Tuberculosis is one of India’s most significant health challenges, affecting a staggering 2.8 million people. Although treatable, fighting the disease requires regular medication, good nutrition, adequate rest and the strength to deal with an array of debilitating side effects, all of which takes a toll on the time, money and energy of patients, as well as their families and community.
Although the Indian government has recently committed to tackling the growing TB epidemic, the situation on the ground remains grim. Tuberculosis—India’s Ticking Time Bomb is a manifesto by patients, containing detailed guidelines and recommendations on how to improve TB diagnosis, treatment and ways of addressing the stigma around this disease. Each chapter addresses a specific challenge, ranging from the difficulty of diagnosis and increasingly virulent drug-resistance, to how the disease can push patients into poverty. TB survivors also movingly recount their experiences, including their struggles with drug resistance, stigma, poverty and unscrupulous healthcare providers.
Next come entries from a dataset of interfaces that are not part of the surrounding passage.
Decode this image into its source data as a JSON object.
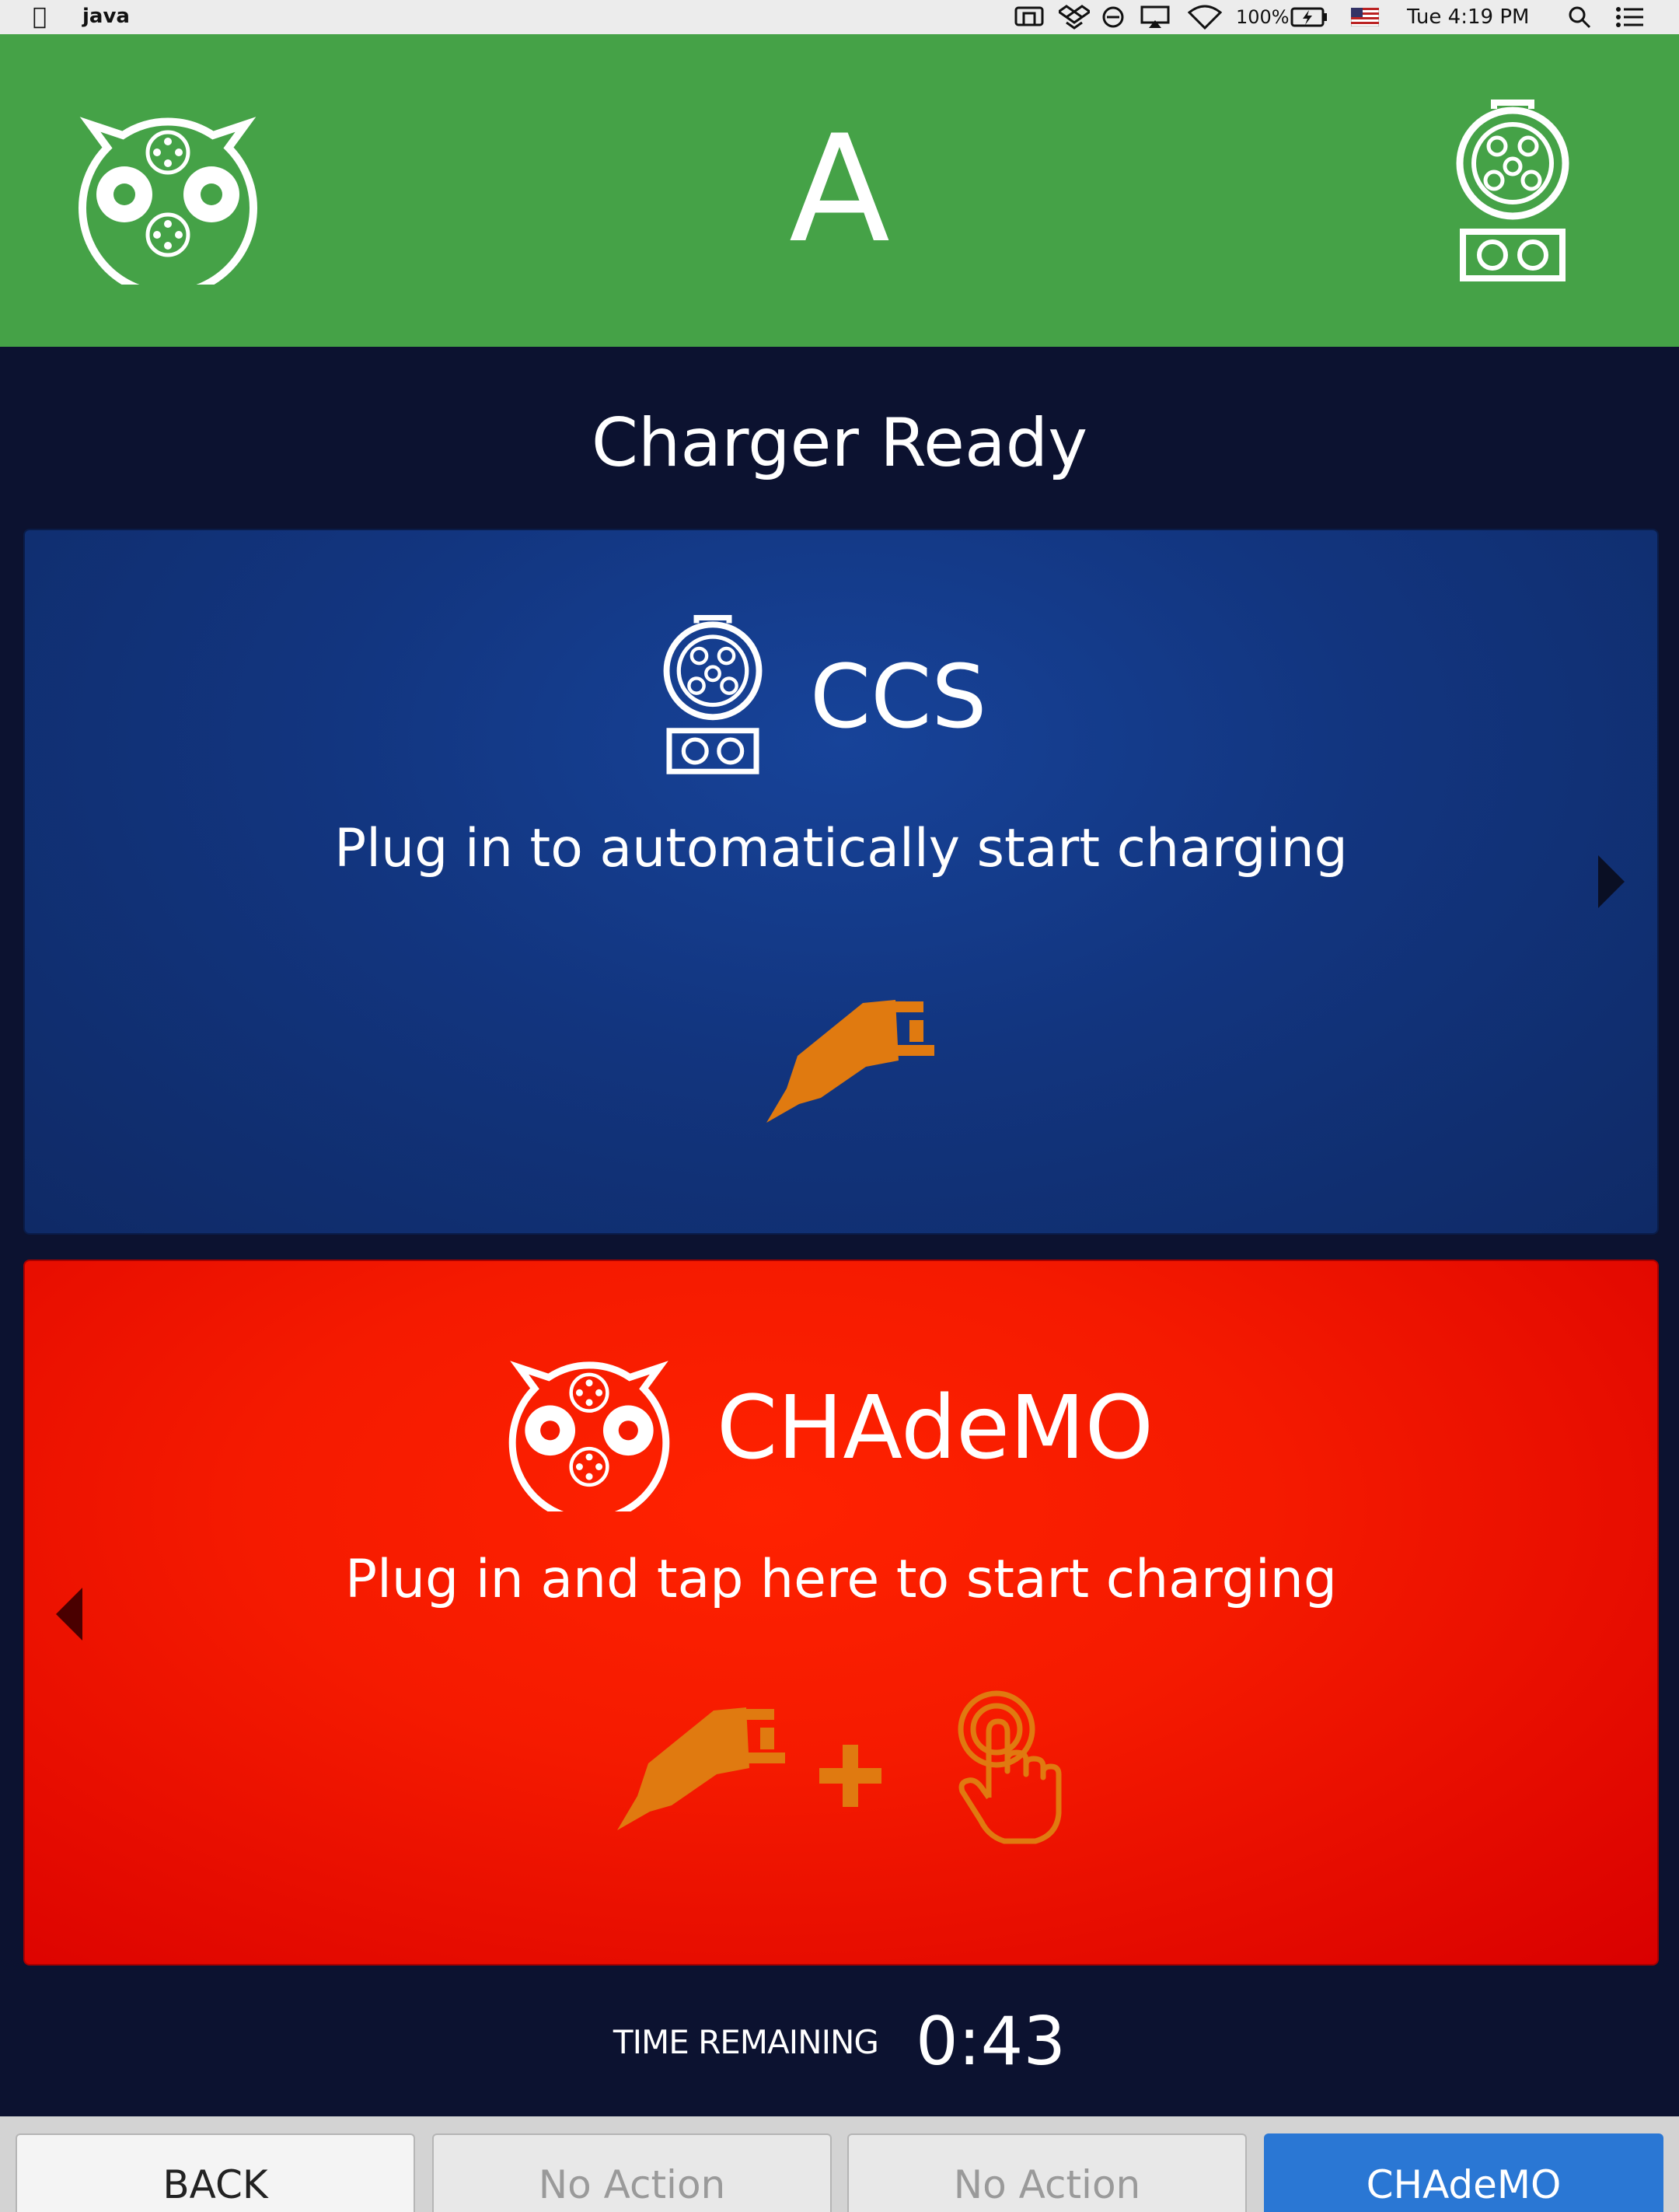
{
  "menubar": {
    "app_name": "java",
    "battery": "100%",
    "clock": "Tue 4:19 PM"
  },
  "header": {
    "dispenser_letter": "A",
    "left_icon": "chademo-connector-icon",
    "right_icon": "ccs-connector-icon",
    "color": "#45a247"
  },
  "status_title": "Charger Ready",
  "ccs": {
    "name": "CCS",
    "instruction": "Plug in to automatically start charging",
    "color": "#12357f"
  },
  "chademo": {
    "name": "CHAdeMO",
    "instruction": "Plug in and tap here to start charging",
    "color": "#f51a00"
  },
  "timer": {
    "label": "TIME REMAINING",
    "value": "0:43"
  },
  "buttons": {
    "back": "BACK",
    "no_action_1": "No Action",
    "no_action_2": "No Action",
    "chademo": "CHAdeMO"
  },
  "accent_color": "#e07a10"
}
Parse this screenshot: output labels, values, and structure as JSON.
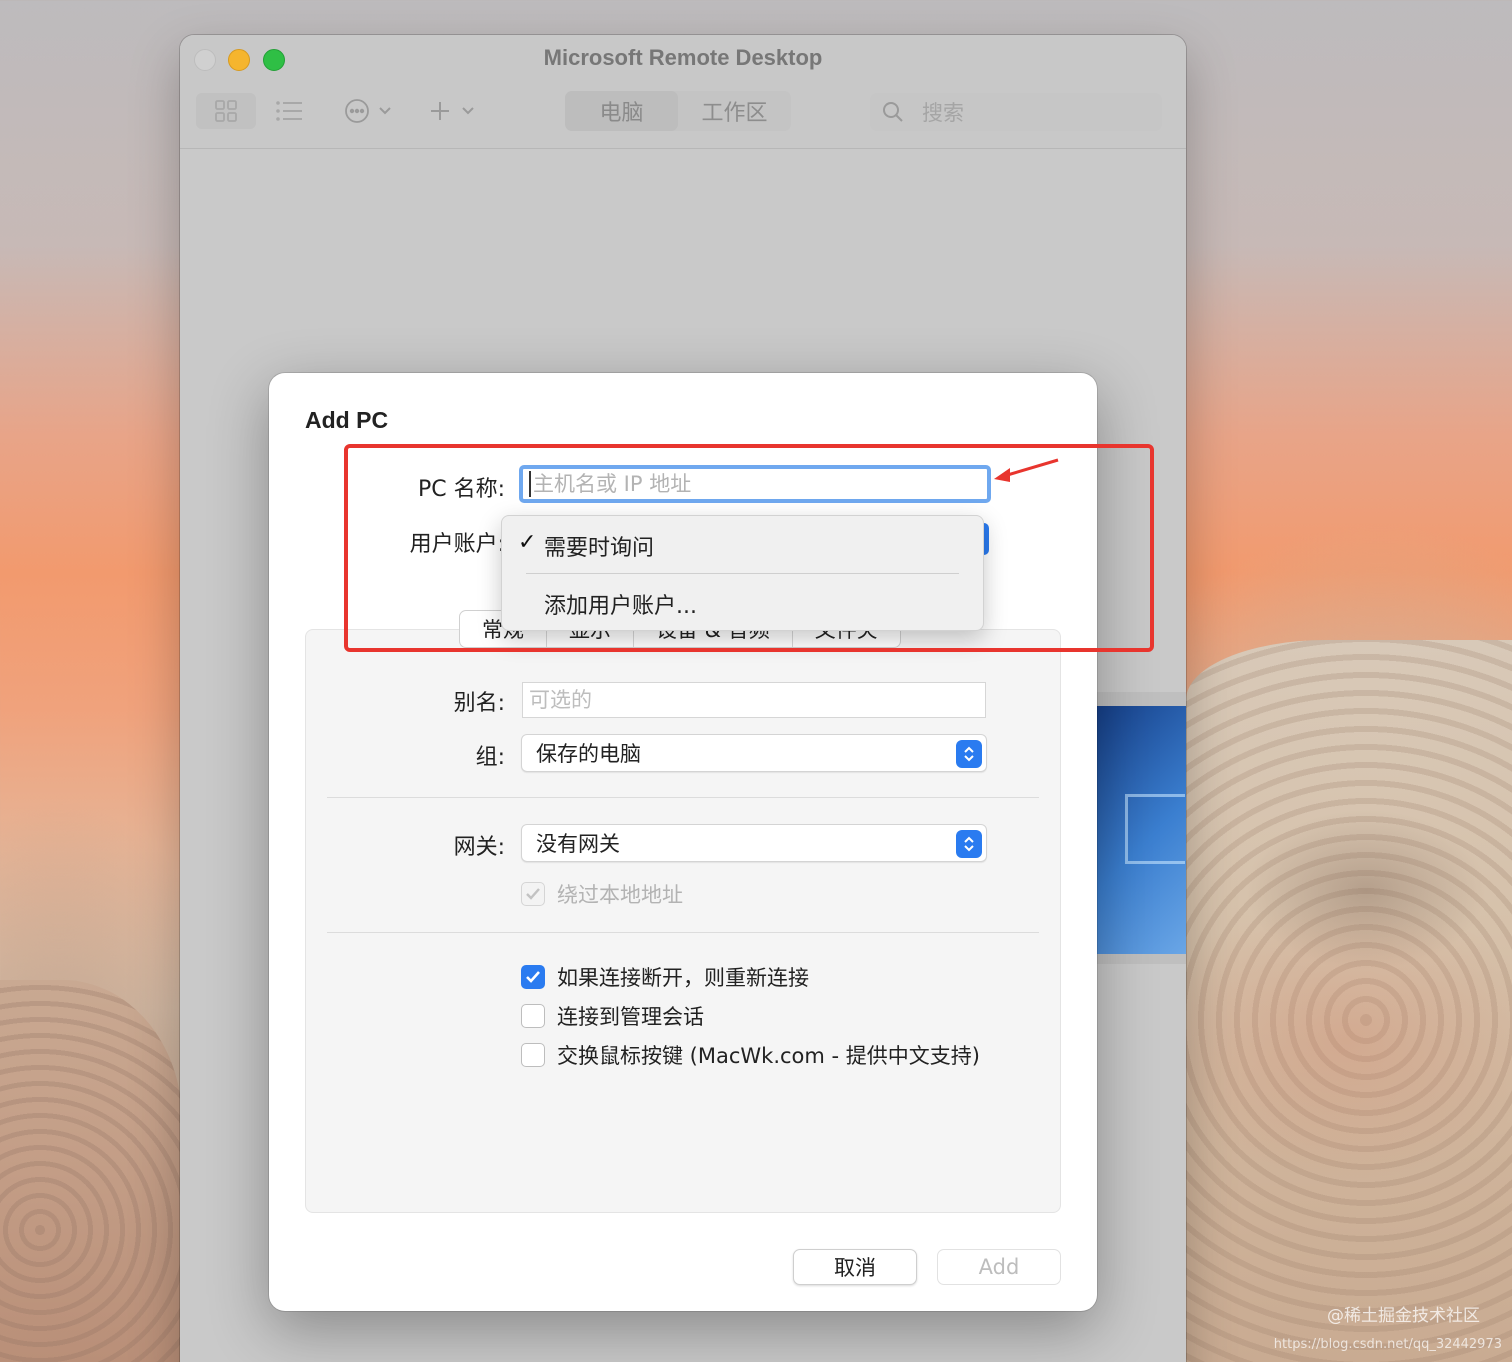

This ground-breaking book, with an introduction by Dr Soumya Swaminathan, Deputy Director General of WHO in India, offers a crucial new perspective—that of the TB patients and survivors themselves, writing with confidence and the authority borne of experience—on one of the biggest challenges facing India today.